Exercise brief | So that nothing is lost, write out all the lines below exactly.

Provided entries |
****************************************

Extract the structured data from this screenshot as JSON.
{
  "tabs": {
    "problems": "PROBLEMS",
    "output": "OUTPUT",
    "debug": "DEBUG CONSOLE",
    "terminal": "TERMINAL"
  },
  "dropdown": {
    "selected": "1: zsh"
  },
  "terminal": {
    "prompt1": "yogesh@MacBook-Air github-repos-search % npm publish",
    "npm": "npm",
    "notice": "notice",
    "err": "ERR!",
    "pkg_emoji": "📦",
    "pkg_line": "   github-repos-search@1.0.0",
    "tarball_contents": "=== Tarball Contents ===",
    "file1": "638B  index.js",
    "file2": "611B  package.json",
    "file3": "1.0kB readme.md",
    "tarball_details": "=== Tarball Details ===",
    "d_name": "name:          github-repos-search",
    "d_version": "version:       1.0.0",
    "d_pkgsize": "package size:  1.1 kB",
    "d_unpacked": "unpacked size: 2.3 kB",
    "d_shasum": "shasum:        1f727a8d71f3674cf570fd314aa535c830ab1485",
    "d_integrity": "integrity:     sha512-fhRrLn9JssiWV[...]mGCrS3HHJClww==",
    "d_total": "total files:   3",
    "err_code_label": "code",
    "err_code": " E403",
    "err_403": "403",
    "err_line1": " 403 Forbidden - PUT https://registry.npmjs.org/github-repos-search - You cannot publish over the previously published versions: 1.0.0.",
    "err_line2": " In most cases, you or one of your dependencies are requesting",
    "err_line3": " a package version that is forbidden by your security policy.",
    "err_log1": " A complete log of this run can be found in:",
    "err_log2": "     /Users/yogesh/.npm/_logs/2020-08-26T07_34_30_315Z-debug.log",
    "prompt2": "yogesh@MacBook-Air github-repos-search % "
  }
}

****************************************

Response to the exercise |
Extract the structured data from this screenshot as JSON.
{
  "tabs": {
    "problems": "PROBLEMS",
    "output": "OUTPUT",
    "debug": "DEBUG CONSOLE",
    "terminal": "TERMINAL"
  },
  "dropdown": {
    "selected": "1: zsh"
  },
  "terminal": {
    "prompt1": "yogesh@MacBook-Air github-repos-search % npm publish",
    "npm": "npm",
    "notice": "notice",
    "err": "ERR!",
    "pkg_emoji": "📦",
    "pkg_line": "   github-repos-search@1.0.0",
    "tarball_contents": "=== Tarball Contents ===",
    "file1": "638B  index.js",
    "file2": "611B  package.json",
    "file3": "1.0kB readme.md",
    "tarball_details": "=== Tarball Details ===",
    "d_name": "name:          github-repos-search",
    "d_version": "version:       1.0.0",
    "d_pkgsize": "package size:  1.1 kB",
    "d_unpacked": "unpacked size: 2.3 kB",
    "d_shasum": "shasum:        1f727a8d71f3674cf570fd314aa535c830ab1485",
    "d_integrity": "integrity:     sha512-fhRrLn9JssiWV[...]mGCrS3HHJClww==",
    "d_total": "total files:   3",
    "err_code_label": "code",
    "err_code": " E403",
    "err_403": "403",
    "err_line1": " 403 Forbidden - PUT https://registry.npmjs.org/github-repos-search - You cannot publish over the previously published versions: 1.0.0.",
    "err_line2": " In most cases, you or one of your dependencies are requesting",
    "err_line3": " a package version that is forbidden by your security policy.",
    "err_log1": " A complete log of this run can be found in:",
    "err_log2": "     /Users/yogesh/.npm/_logs/2020-08-26T07_34_30_315Z-debug.log",
    "prompt2": "yogesh@MacBook-Air github-repos-search % "
  }
}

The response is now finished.